[1]              His transfer to Brooklyn is noted in Minutes of the Fourth Annual Session of the Synod of New York, 1885, page 53. His transfer from Pennsylvania to Brooklyn is noted in Church Gleanings, The Christian Union¸ October 15, 1885, page 26. Temperance meetings: Brooklyn Daily Eagle, July 3, 1886, and The Newberg, New York, Daily Register, October 16, 1886. He was born March 13, 1855, in Rochester, New York. He died in New Jersey in 1917.
[2]              Extracts from Interesting Letters, Zion’s Watch Tower, March 1887, page 1.
[3]              Kind Words of Commendation: Zion’s Watch Tower, October 1886, page 8. [Not in Reprints.]
[4]              Another Chosen Vessel, Zion’s Watch Tower¸ September 1886, page 8.
[5]              Untitled article, The New York Tribune, June 5, 1886.
[6]              S. I. Hickey to C. T. Russell in the September 1887, issue of Zion’s Watch Tower, page  2. [Not in Reprints.]
[7]              Ecclesiastical Record: Presbyterian Monthly Record¸ September 1886, page 365.
[8]              Extracts from Interesting Letters, Zion’s Watch Tower, February 1887, page 7. [Not in Reprints.]
[9]              See Extracts from Interesting Letters, in that issue, page 2. [Not in Reprints.]
[10]            Letter from Hickey to Russell found in the August 1887 ZWT, page 2. [Not in Reprints.]
[11]            Letter from Hickey to Russell found in the May 1887, ZWT, page 8. [Not in Reprints.]
[12]            S. I. Hickey to C. T. Russell in the September 1887, issue of Zion’s Watch Tower, page  2. [Not in Reprints.]
[13]            ibid.
[14]            Presbyterians in Conference, The Rock Island, New York, Argus, May 18, 1889.
[15]            He Was Not Posted … Another Crank Causes a Sensation, The Pittsburgh, Pennsylvania, Dispatch, May 18, 1889.
[16]            C. T. Russell: View from the Tower, Zion’s Watch Tower, June 1889, page 2.
[17]            Princeton Theological Seminary, 1909 list of Alumni; 1900 Census; Brooklyn, New York, directories for 1888 and 1889; Newark, New Jersey directory for 1901; R. S. Greenlee: The Stebbins Family Genealogy¸ Chicago, Illinois, 1904, Volume 2, page 897.
[18]            The Universalist Register for 1900, page 119.
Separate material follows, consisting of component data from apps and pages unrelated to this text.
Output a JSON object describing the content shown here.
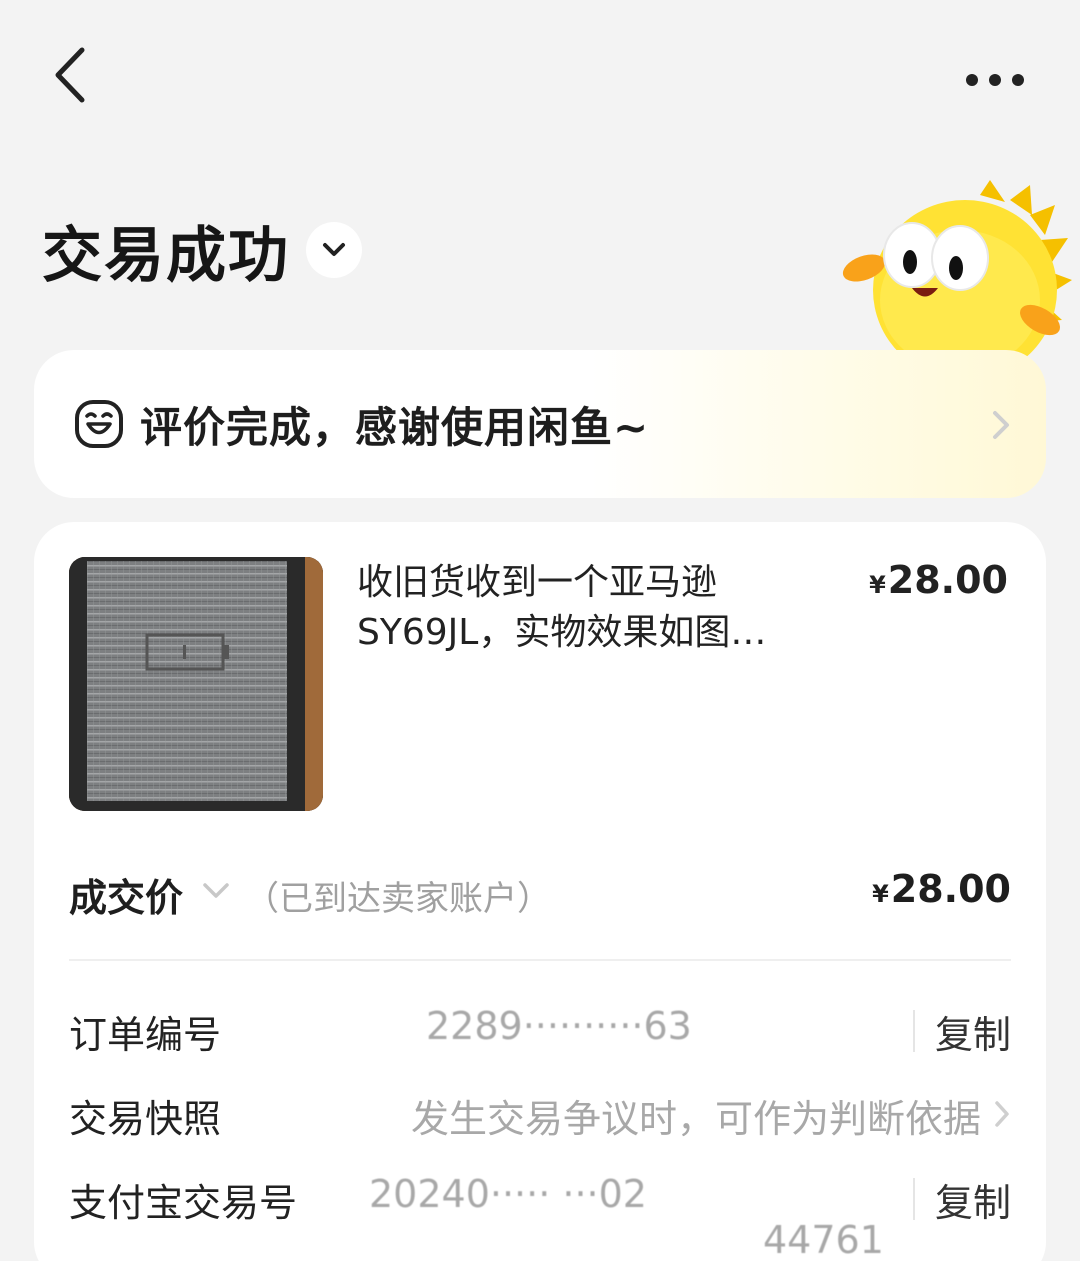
{
  "header": {
    "back_icon": "chevron-left-icon",
    "more_icon": "more-dots-icon"
  },
  "status": {
    "title": "交易成功",
    "toggle_icon": "chevron-down-icon"
  },
  "review_banner": {
    "text": "评价完成，感谢使用闲鱼~",
    "icon": "happy-face-icon"
  },
  "product": {
    "title_line1": "收旧货收到一个亚马逊",
    "title_line2": "SY69JL，实物效果如图…",
    "currency": "¥",
    "price": "28.00"
  },
  "deal": {
    "label": "成交价",
    "note": "（已到达卖家账户）",
    "currency": "¥",
    "price": "28.00"
  },
  "details": {
    "order_no_label": "订单编号",
    "order_no_value": "2289··········63",
    "snapshot_label": "交易快照",
    "snapshot_value": "发生交易争议时，可作为判断依据",
    "alipay_label": "支付宝交易号",
    "alipay_value_line1": "20240····· ···02",
    "alipay_value_line2": "44761",
    "copy_label": "复制"
  },
  "colors": {
    "background": "#f3f3f3",
    "card": "#ffffff",
    "accent_yellow": "#ffe34d",
    "muted_text": "#a8a8a8"
  }
}
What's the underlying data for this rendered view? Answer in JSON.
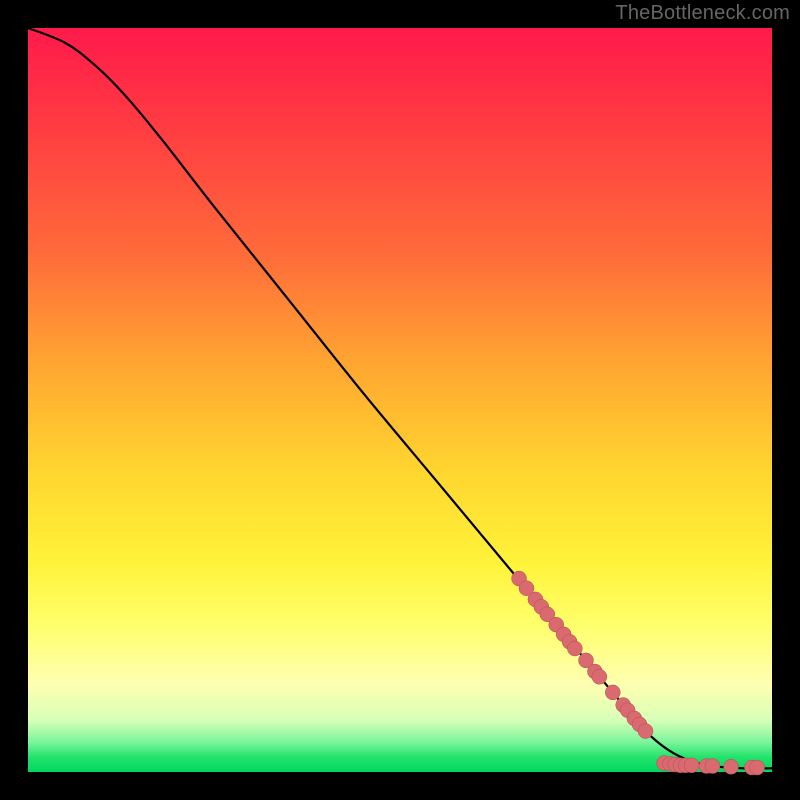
{
  "watermark": "TheBottleneck.com",
  "chart_data": {
    "type": "line",
    "title": "",
    "xlabel": "",
    "ylabel": "",
    "xlim": [
      0,
      100
    ],
    "ylim": [
      0,
      100
    ],
    "curve": [
      {
        "x": 0,
        "y": 100
      },
      {
        "x": 5,
        "y": 98
      },
      {
        "x": 9,
        "y": 95
      },
      {
        "x": 13,
        "y": 91
      },
      {
        "x": 18,
        "y": 85
      },
      {
        "x": 25,
        "y": 76
      },
      {
        "x": 35,
        "y": 63.5
      },
      {
        "x": 45,
        "y": 51
      },
      {
        "x": 55,
        "y": 39
      },
      {
        "x": 65,
        "y": 27
      },
      {
        "x": 70,
        "y": 21
      },
      {
        "x": 75,
        "y": 15
      },
      {
        "x": 80,
        "y": 9
      },
      {
        "x": 83,
        "y": 5.5
      },
      {
        "x": 86,
        "y": 3
      },
      {
        "x": 89,
        "y": 1.5
      },
      {
        "x": 92,
        "y": 0.8
      },
      {
        "x": 96,
        "y": 0.5
      },
      {
        "x": 100,
        "y": 0.5
      }
    ],
    "markers": [
      {
        "x": 66,
        "y": 26
      },
      {
        "x": 67,
        "y": 24.7
      },
      {
        "x": 68.2,
        "y": 23.2
      },
      {
        "x": 69,
        "y": 22.2
      },
      {
        "x": 69.8,
        "y": 21.2
      },
      {
        "x": 71,
        "y": 19.8
      },
      {
        "x": 72,
        "y": 18.5
      },
      {
        "x": 72.8,
        "y": 17.5
      },
      {
        "x": 73.5,
        "y": 16.6
      },
      {
        "x": 75,
        "y": 15
      },
      {
        "x": 76.2,
        "y": 13.5
      },
      {
        "x": 76.8,
        "y": 12.8
      },
      {
        "x": 78.6,
        "y": 10.7
      },
      {
        "x": 80,
        "y": 9
      },
      {
        "x": 80.6,
        "y": 8.3
      },
      {
        "x": 81.5,
        "y": 7.2
      },
      {
        "x": 82.2,
        "y": 6.4
      },
      {
        "x": 83,
        "y": 5.5
      },
      {
        "x": 85.5,
        "y": 1.2
      },
      {
        "x": 86.3,
        "y": 1.1
      },
      {
        "x": 87,
        "y": 1.0
      },
      {
        "x": 87.7,
        "y": 0.9
      },
      {
        "x": 88.4,
        "y": 0.9
      },
      {
        "x": 89.2,
        "y": 0.9
      },
      {
        "x": 91.2,
        "y": 0.8
      },
      {
        "x": 92,
        "y": 0.8
      },
      {
        "x": 94.5,
        "y": 0.7
      },
      {
        "x": 97.3,
        "y": 0.6
      },
      {
        "x": 98,
        "y": 0.6
      }
    ]
  }
}
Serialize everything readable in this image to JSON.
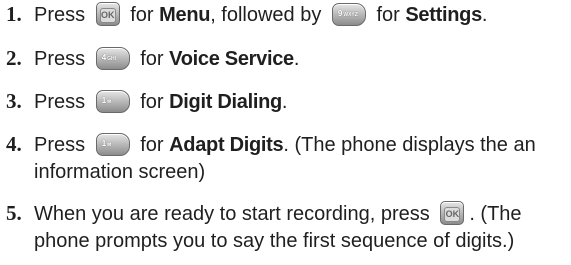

1 comment:

roberto said...

Very interesting!
I'll make a translation of part of this article